I recently visited St David’s Cathedral, a place I’m deeply attached to, having spent a decade singing choral evensong annually for a summery week, as part of a visiting choir. I became a lifelong ‘friend’ and read in the annual report the address given last year by Dr Dee Dyas, an expert on pilgrimage with whom I worked at York University’s Centre for Christianity and Culture. Their work, designed to engage with the experience of visiting churches, includes a lot of 3-D modelling of churches, and downloadable apps to accompany and interpret visits to churches. Dee cites an account from a steward in Durham cathedral who was startled by a man standing in the nave of Durham Cathedral with tears running down his face. When asked if he was alright he shouted (at God, the steward felt) ‘I’m a secular person! But there’s something here that’s getting to me! But I’m a secular person!’
The power of the numinous, that sense of something special, something greater, is powerful. Today’s poem comes from research I did for the CCC, linking a material artefact with some human responses to it.
The Worcester Pilgrim’s Boots
The photo shows a skeleton
stretched alongside a measuring rod,
terminating at one end with an absence
in place of a skull,
at the other by knee high boots
splayed at ten to two.
I examine his boots.
Page 13 of the guidebook
offers a helpful diagram of the left one,
flattened like roadkill,
with numbered corners like tabbed paper dolls.
It details the parts – the vamp, the rand,
the heel stiffener and the sole.
It numbers the stitches per centimetre,
distinguishes tunnel stitch from whip stitch.
Evidence shows he did not die in these boots,
this un-named pilgrim,
and that he wore no hose
when he was dressed for burial.
No proofs are offered of how it felt
to walk in these boots.
Did he stoop for his cockleshell on an Essex beach
or a sunbaked strand? For what sins
was he atoning? Was he a spiritual mercenary,
accepting coins to erode his joints
as he erased the misdemeanours of a brother?
And the wounds – ‘perhaps from arrows’ –
Lacrimis Christi! Did he hope for stigmata,
Or were these the honourable badge
Of a true penitent? Decades of journeying are marked
in his worn right shoulder, which shows
just how he grasped his iron-tipped staff
to assist an ascent of some hill or other.
Patient, he noted the nigglesome stone under his heel.
Humbly, he waited in line for his dole.

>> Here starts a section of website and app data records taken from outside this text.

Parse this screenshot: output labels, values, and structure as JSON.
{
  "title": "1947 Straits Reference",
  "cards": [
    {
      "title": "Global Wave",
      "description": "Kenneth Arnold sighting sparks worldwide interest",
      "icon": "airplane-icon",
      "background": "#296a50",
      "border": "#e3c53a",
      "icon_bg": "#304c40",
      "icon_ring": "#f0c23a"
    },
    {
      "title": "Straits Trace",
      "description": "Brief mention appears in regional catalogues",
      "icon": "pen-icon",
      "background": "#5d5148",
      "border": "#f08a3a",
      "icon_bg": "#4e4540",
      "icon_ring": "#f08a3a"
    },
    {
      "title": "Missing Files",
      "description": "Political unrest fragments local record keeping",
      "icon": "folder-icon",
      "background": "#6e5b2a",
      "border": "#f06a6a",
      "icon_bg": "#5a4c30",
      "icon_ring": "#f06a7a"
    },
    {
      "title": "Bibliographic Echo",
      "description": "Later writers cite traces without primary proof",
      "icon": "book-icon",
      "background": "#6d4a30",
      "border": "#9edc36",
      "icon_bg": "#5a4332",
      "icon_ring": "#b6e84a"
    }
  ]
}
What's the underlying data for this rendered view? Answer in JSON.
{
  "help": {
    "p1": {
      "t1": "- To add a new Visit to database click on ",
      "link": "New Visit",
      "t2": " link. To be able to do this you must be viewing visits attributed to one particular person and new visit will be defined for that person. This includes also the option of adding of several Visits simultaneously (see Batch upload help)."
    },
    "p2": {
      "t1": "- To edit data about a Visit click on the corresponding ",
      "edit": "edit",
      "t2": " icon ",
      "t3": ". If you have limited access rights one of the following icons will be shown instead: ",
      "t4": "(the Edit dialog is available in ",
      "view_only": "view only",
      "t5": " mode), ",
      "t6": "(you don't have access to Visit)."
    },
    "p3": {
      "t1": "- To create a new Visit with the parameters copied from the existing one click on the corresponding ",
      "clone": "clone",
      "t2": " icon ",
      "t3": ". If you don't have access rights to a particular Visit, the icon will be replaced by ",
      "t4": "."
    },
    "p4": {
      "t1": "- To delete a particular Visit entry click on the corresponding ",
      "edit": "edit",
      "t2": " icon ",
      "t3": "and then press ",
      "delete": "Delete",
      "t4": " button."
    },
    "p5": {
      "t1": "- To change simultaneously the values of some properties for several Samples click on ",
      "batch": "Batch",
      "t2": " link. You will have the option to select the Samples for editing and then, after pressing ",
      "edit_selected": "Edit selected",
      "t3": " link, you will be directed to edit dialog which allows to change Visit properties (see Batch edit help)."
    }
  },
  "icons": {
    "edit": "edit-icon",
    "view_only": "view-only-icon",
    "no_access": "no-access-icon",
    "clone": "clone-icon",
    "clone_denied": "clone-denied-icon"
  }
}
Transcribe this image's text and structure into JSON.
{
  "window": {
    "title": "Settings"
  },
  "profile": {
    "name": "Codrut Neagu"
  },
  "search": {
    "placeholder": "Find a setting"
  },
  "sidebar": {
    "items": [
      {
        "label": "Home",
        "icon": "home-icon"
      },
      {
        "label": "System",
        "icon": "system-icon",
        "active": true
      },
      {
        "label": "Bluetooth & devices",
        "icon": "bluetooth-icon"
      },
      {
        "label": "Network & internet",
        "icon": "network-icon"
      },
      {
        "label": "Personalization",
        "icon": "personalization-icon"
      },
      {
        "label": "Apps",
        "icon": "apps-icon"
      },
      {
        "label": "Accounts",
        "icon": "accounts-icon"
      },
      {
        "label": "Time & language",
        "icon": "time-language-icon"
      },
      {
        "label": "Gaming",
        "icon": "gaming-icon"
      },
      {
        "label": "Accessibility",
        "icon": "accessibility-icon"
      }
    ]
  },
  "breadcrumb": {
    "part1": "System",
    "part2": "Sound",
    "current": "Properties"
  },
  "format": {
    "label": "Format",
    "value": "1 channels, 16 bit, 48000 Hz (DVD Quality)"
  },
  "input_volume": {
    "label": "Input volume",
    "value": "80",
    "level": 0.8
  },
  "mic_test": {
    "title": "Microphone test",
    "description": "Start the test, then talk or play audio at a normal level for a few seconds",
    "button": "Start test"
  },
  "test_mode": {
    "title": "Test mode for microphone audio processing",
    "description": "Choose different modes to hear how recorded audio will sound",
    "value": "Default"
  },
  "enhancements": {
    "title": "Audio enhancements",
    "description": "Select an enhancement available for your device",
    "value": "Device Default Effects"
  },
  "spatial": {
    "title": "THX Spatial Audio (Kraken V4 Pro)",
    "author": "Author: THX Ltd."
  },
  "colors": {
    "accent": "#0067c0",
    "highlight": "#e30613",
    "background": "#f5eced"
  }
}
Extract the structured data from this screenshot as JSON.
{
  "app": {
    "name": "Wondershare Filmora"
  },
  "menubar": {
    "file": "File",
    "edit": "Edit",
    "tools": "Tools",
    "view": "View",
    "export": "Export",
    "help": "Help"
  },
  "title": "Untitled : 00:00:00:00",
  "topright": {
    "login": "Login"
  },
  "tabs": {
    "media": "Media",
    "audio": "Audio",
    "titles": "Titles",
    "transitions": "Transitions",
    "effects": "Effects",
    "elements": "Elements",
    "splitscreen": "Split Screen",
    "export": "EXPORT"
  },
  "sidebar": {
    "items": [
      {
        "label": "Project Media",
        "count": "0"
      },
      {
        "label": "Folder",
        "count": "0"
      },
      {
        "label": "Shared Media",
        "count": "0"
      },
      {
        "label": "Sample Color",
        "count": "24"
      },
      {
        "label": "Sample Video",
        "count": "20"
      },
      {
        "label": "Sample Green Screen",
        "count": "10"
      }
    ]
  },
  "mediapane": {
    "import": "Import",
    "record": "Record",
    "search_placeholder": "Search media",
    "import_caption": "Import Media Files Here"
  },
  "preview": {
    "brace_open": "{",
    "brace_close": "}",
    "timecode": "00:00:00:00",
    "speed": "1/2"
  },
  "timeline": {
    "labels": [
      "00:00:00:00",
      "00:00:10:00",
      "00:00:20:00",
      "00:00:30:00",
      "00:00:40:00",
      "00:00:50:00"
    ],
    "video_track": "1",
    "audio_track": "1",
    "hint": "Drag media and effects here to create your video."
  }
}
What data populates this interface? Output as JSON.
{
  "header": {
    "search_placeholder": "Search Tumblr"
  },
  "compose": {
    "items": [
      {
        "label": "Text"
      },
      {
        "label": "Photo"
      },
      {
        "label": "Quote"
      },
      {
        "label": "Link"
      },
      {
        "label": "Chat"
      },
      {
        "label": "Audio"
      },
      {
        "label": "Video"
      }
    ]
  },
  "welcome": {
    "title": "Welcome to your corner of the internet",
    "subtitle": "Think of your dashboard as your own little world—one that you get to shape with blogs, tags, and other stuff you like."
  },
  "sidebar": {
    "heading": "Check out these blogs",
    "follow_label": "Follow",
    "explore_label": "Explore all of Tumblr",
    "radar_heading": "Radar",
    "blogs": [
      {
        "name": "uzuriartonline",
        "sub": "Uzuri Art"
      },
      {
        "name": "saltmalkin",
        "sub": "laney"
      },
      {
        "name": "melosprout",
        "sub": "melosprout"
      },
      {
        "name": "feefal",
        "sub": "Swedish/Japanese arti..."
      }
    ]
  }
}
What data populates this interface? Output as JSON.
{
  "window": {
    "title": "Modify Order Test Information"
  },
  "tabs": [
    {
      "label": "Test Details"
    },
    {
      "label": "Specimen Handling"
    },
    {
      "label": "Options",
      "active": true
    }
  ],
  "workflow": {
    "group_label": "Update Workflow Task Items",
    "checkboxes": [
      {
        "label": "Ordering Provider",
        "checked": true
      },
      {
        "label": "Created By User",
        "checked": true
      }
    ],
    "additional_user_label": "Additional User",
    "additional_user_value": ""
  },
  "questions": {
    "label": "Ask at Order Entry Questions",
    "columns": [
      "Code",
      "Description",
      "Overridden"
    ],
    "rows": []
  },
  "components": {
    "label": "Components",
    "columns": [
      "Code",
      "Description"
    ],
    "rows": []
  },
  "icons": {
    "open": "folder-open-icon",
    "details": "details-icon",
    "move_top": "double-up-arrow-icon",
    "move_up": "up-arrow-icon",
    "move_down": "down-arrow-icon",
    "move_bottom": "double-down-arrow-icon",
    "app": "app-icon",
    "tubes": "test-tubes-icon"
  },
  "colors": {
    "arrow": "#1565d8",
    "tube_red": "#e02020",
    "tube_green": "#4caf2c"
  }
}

But whether it was Spanish sun or English snow
which finished him off, we cannot know.
Pilgrim, peering into the glass case,
of your mercy, a prayer, or, if you will,
a candle to light him home.